Investigating barriers and challenges to the integrated management of neglected tropical skin diseases in an endemic setting in Nigeria.
BACKGROUND: There is a dearth of experience in and evidence for cost-effective integrated community-based management of skin neglected tropical diseases (NTDs). The objective of this study was to assess the knowledge, attitude and care-seeking practices including self-care with a view to introducing appropriate community-based interventions for skin NTDs in an endemic setting in Southern Nigeria.
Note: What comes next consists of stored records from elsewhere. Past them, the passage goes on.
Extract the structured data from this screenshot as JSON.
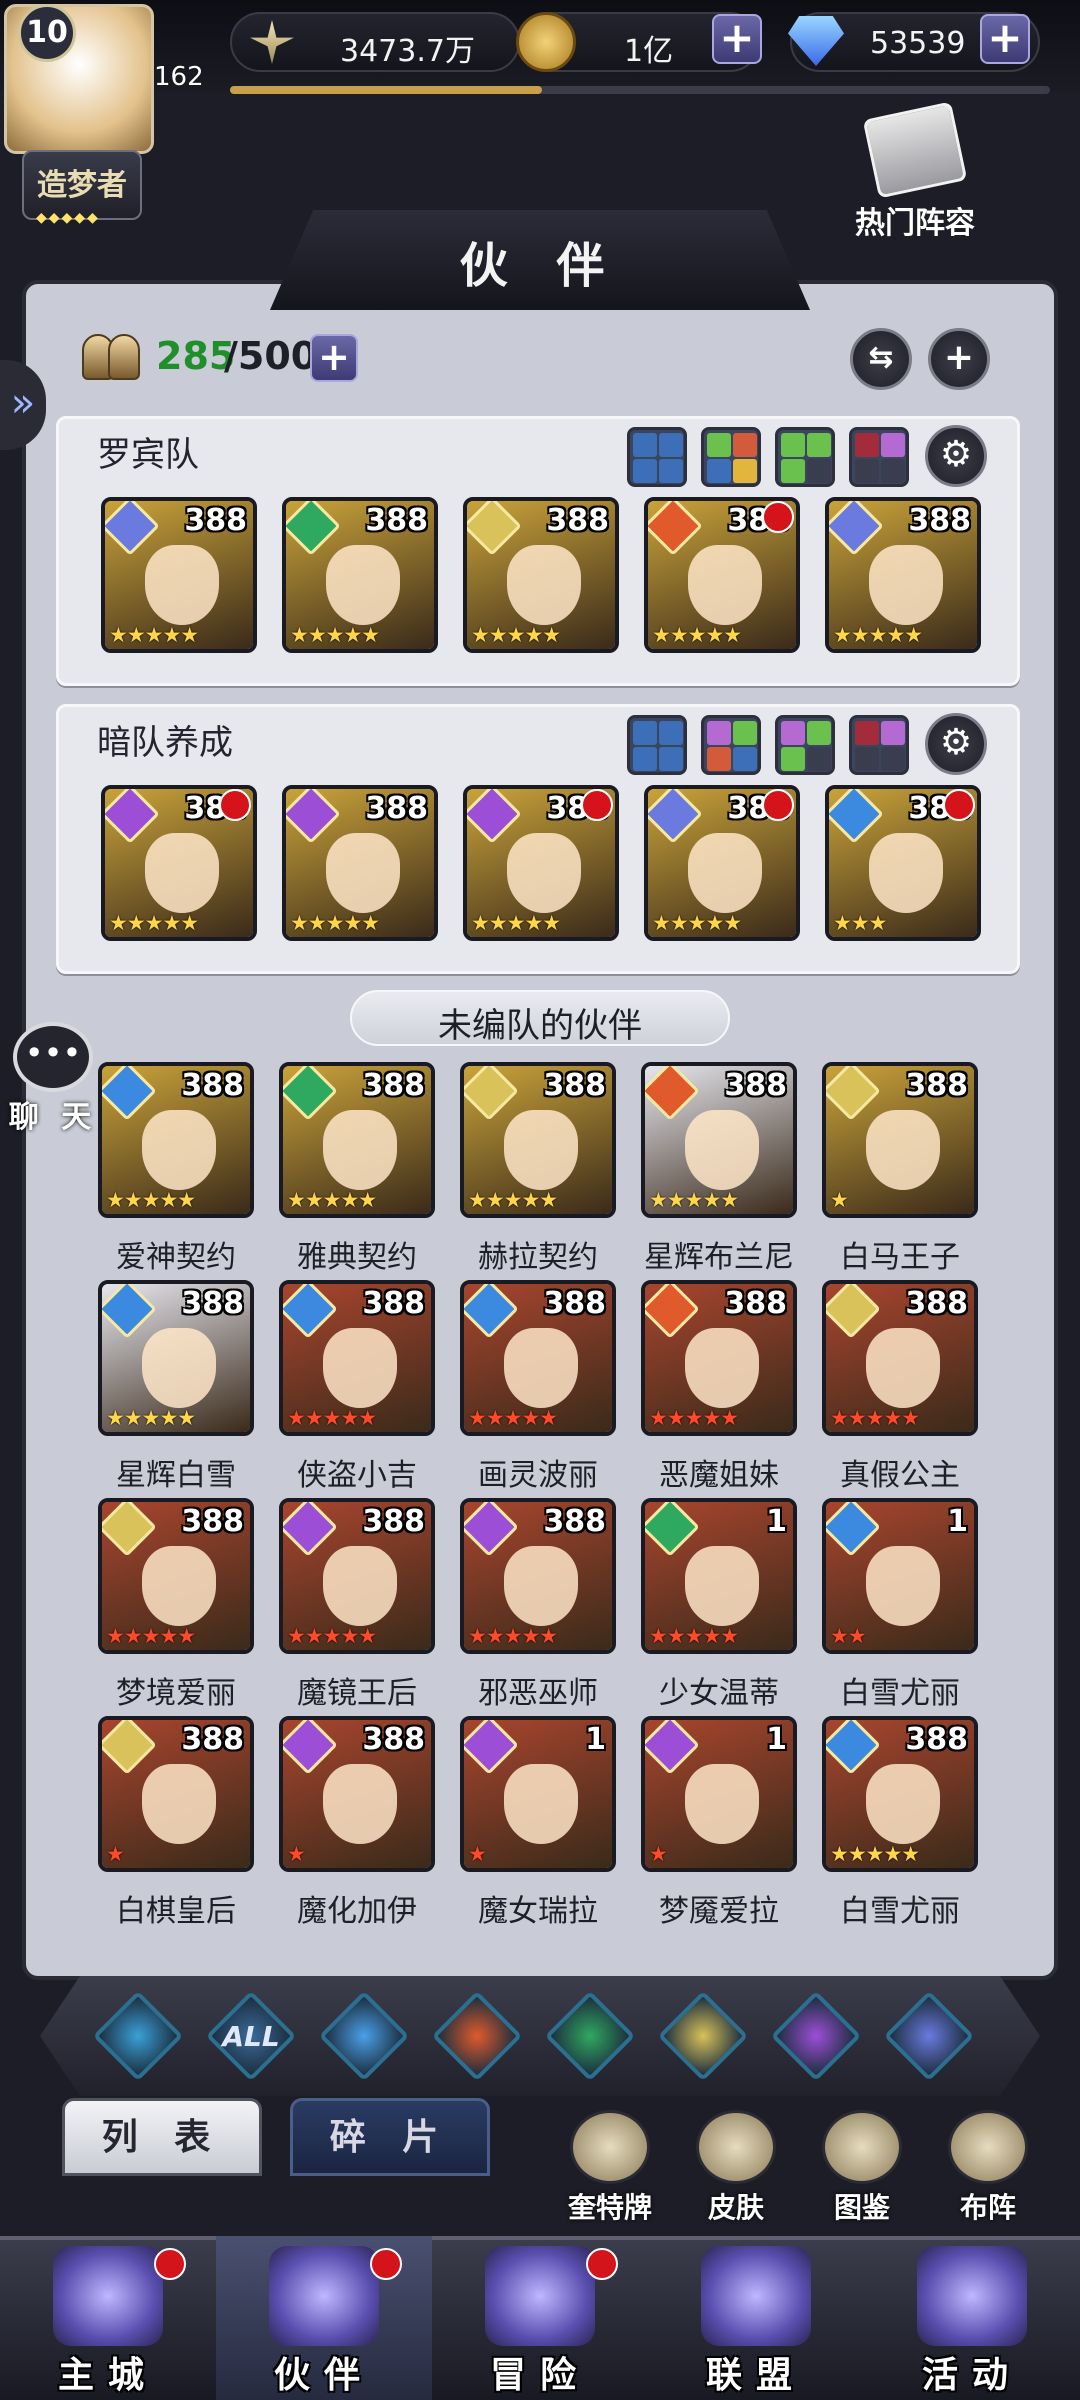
{
  "topbar": {
    "power": "3473.7万",
    "gold": "1亿",
    "diamonds": "53539",
    "player_level": "10",
    "player_level_progress": "162",
    "player_title": "造梦者"
  },
  "hot_lineup_label": "热门阵容",
  "panel_title": "伙 伴",
  "partner_count": {
    "current": "285",
    "max": "/500"
  },
  "teams": [
    {
      "name": "罗宾队",
      "formation_colors": [
        [
          "#3d6fb8",
          "#3d6fb8",
          "#3d6fb8",
          "#3d6fb8"
        ],
        [
          "#6ac14d",
          "#d35a3a",
          "#3d6fb8",
          "#e2b63c"
        ],
        [
          "#6ac14d",
          "#6ac14d",
          "#6ac14d",
          "#3a3d4e"
        ],
        [
          "#a22c3a",
          "#b46ad0",
          "#3a3d4e",
          "#3a3d4e"
        ]
      ],
      "heroes": [
        {
          "level": "388",
          "element": "#6a7adf",
          "bg": "#c9a33a",
          "stars": 5,
          "star_color": "#ffd54a",
          "dot": false
        },
        {
          "level": "388",
          "element": "#2fa860",
          "bg": "#c9a33a",
          "stars": 5,
          "star_color": "#ffd54a",
          "dot": false
        },
        {
          "level": "388",
          "element": "#d9c25a",
          "bg": "#c9a33a",
          "stars": 5,
          "star_color": "#ffd54a",
          "dot": false
        },
        {
          "level": "388",
          "element": "#e05a2c",
          "bg": "#c9a33a",
          "stars": 5,
          "star_color": "#ffd54a",
          "dot": true
        },
        {
          "level": "388",
          "element": "#6a7adf",
          "bg": "#c9a33a",
          "stars": 5,
          "star_color": "#ffd54a",
          "dot": false
        }
      ]
    },
    {
      "name": "暗队养成",
      "formation_colors": [
        [
          "#3d6fb8",
          "#3d6fb8",
          "#3d6fb8",
          "#3d6fb8"
        ],
        [
          "#b46ad0",
          "#6ac14d",
          "#d35a3a",
          "#3d6fb8"
        ],
        [
          "#b46ad0",
          "#6ac14d",
          "#6ac14d",
          "#3a3d4e"
        ],
        [
          "#a22c3a",
          "#b46ad0",
          "#3a3d4e",
          "#3a3d4e"
        ]
      ],
      "heroes": [
        {
          "level": "388",
          "element": "#9c4fd6",
          "bg": "#c9a33a",
          "stars": 5,
          "star_color": "#ffd54a",
          "dot": true
        },
        {
          "level": "388",
          "element": "#9c4fd6",
          "bg": "#c9a33a",
          "stars": 5,
          "star_color": "#ffd54a",
          "dot": false
        },
        {
          "level": "388",
          "element": "#9c4fd6",
          "bg": "#c9a33a",
          "stars": 5,
          "star_color": "#ffd54a",
          "dot": true
        },
        {
          "level": "388",
          "element": "#6a7adf",
          "bg": "#c9a33a",
          "stars": 5,
          "star_color": "#ffd54a",
          "dot": true
        },
        {
          "level": "388",
          "element": "#3b8ae0",
          "bg": "#c9a33a",
          "stars": 3,
          "star_color": "#ffd54a",
          "dot": true
        }
      ]
    }
  ],
  "unassigned_label": "未编队的伙伴",
  "heroes": [
    {
      "name": "爱神契约",
      "level": "388",
      "element": "#3b8ae0",
      "bg": "#c9a33a",
      "stars": 5,
      "star_color": "#ffd54a"
    },
    {
      "name": "雅典契约",
      "level": "388",
      "element": "#2fa860",
      "bg": "#c9a33a",
      "stars": 5,
      "star_color": "#ffd54a"
    },
    {
      "name": "赫拉契约",
      "level": "388",
      "element": "#d9c25a",
      "bg": "#c9a33a",
      "stars": 5,
      "star_color": "#ffd54a"
    },
    {
      "name": "星辉布兰尼",
      "level": "388",
      "element": "#e05a2c",
      "bg": "#e6e6ee",
      "stars": 5,
      "star_color": "#ffd54a"
    },
    {
      "name": "白马王子",
      "level": "388",
      "element": "#d9c25a",
      "bg": "#c9a33a",
      "stars": 1,
      "star_color": "#ffd54a"
    },
    {
      "name": "星辉白雪",
      "level": "388",
      "element": "#3b8ae0",
      "bg": "#e6e6ee",
      "stars": 5,
      "star_color": "#ffd54a"
    },
    {
      "name": "侠盗小吉",
      "level": "388",
      "element": "#3b8ae0",
      "bg": "#a8452e",
      "stars": 5,
      "star_color": "#ff4a2a"
    },
    {
      "name": "画灵波丽",
      "level": "388",
      "element": "#3b8ae0",
      "bg": "#a8452e",
      "stars": 5,
      "star_color": "#ff4a2a"
    },
    {
      "name": "恶魔姐妹",
      "level": "388",
      "element": "#e05a2c",
      "bg": "#a8452e",
      "stars": 5,
      "star_color": "#ff4a2a"
    },
    {
      "name": "真假公主",
      "level": "388",
      "element": "#d9c25a",
      "bg": "#a8452e",
      "stars": 5,
      "star_color": "#ff4a2a"
    },
    {
      "name": "梦境爱丽",
      "level": "388",
      "element": "#d9c25a",
      "bg": "#a8452e",
      "stars": 5,
      "star_color": "#ff4a2a"
    },
    {
      "name": "魔镜王后",
      "level": "388",
      "element": "#9c4fd6",
      "bg": "#a8452e",
      "stars": 5,
      "star_color": "#ff4a2a"
    },
    {
      "name": "邪恶巫师",
      "level": "388",
      "element": "#9c4fd6",
      "bg": "#a8452e",
      "stars": 5,
      "star_color": "#ff4a2a"
    },
    {
      "name": "少女温蒂",
      "level": "1",
      "element": "#2fa860",
      "bg": "#a8452e",
      "stars": 5,
      "star_color": "#ff4a2a"
    },
    {
      "name": "白雪尤丽",
      "level": "1",
      "element": "#3b8ae0",
      "bg": "#a8452e",
      "stars": 2,
      "star_color": "#ff4a2a"
    },
    {
      "name": "白棋皇后",
      "level": "388",
      "element": "#d9c25a",
      "bg": "#a8452e",
      "stars": 1,
      "star_color": "#ff4a2a"
    },
    {
      "name": "魔化加伊",
      "level": "388",
      "element": "#9c4fd6",
      "bg": "#a8452e",
      "stars": 1,
      "star_color": "#ff4a2a"
    },
    {
      "name": "魔女瑞拉",
      "level": "1",
      "element": "#9c4fd6",
      "bg": "#a8452e",
      "stars": 1,
      "star_color": "#ff4a2a"
    },
    {
      "name": "梦魇爱拉",
      "level": "1",
      "element": "#9c4fd6",
      "bg": "#a8452e",
      "stars": 1,
      "star_color": "#ff4a2a"
    },
    {
      "name": "白雪尤丽",
      "level": "388",
      "element": "#3b8ae0",
      "bg": "#a8452e",
      "stars": 5,
      "star_color": "#ffd54a"
    }
  ],
  "chat_label": "聊 天",
  "filters": [
    {
      "id": "ocean",
      "color": "#3aa0d8",
      "label": ""
    },
    {
      "id": "all",
      "color": "#3a6a9a",
      "label": "ALL"
    },
    {
      "id": "water",
      "color": "#4aa0e8",
      "label": ""
    },
    {
      "id": "fire",
      "color": "#e05a2c",
      "label": ""
    },
    {
      "id": "wind",
      "color": "#2fa860",
      "label": ""
    },
    {
      "id": "light",
      "color": "#d9c25a",
      "label": ""
    },
    {
      "id": "dark",
      "color": "#9c4fd6",
      "label": ""
    },
    {
      "id": "cosmic",
      "color": "#6a7adf",
      "label": ""
    }
  ],
  "tabs": {
    "list": "列 表",
    "shards": "碎 片"
  },
  "utilities": [
    {
      "label": "奎特牌"
    },
    {
      "label": "皮肤"
    },
    {
      "label": "图鉴"
    },
    {
      "label": "布阵"
    }
  ],
  "nav": [
    {
      "label": "主城",
      "dot": true,
      "active": false
    },
    {
      "label": "伙伴",
      "dot": true,
      "active": true
    },
    {
      "label": "冒险",
      "dot": true,
      "active": false
    },
    {
      "label": "联盟",
      "dot": false,
      "active": false
    },
    {
      "label": "活动",
      "dot": false,
      "active": false
    }
  ]
}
METHODS/PRINCIPAL FINDINGS: This exploratory study adopted a mixed-methods design consisting of cross-sectional surveys of community members and health workers using interviewer-administered questionnaires; and focus group discussions (FGDs) with community members, health care workers and patients with NTDs in Anambra State, Nigeria. The survey was completed by 353 community members (61.8% female) and 15 health care workers (100.0% female). A total of 52 individuals participated in six FGDs. Of the community members, 236 (66.9%) had heard or seen a case of leprosy; 324 (91.8%) and 131 (37.5%) had heard or seen a case of Buruli ulcer and lymphatic filariasis, respectively. Again, 213 (60.3%) of the respondents reported that the diseases were caused by witchcraft or curse. As regards prevention, 241 (68.3%) suggested avoiding handshake with affected persons. Up to 223 (63.2%) of respondents strongly agreed to the seriousness of skin NTDs in their community. Meanwhile, 272 (77.1%) of the respondents believed that the transmission of these skin NTDs can be prevented. Furthermore, 324 (91.7%) desired active community engagement for control of skin NTDs. Regarding community care seeking practices, 197 (55.8%) would first visit the health centre/hospital, followed by 91 (25.8%) traditional healer/herbalist and 35 (9.9%) pharmacy/patent medicine vendor if they develop a skin NTD. Overall, 332 (94.1%) of respondents expressed interest in being taught self-care practices for skin NTDs. Out of 15 healthcare workers, 13 (86.7%) were able to correctly diagnose two of these skin NTDs and 10 (66.7%) would encourage patients to practice self-care. Prominent themes in the FGDs were belief in witchcraft and herbal remedies; as well as the occurrence of physical, social and economic distress.
CONCLUSIONS: Our study helped quantify the information gaps that need to be addressed in order to create demand for integrated skin NTDs services in an endemic setting in Nigeria. Individual, structural and socioeconomic challenges to access and delivery of services were identified. Community and health care workers' empowerment and engagement through outreach and regular training, respectively may alleviate these challenges.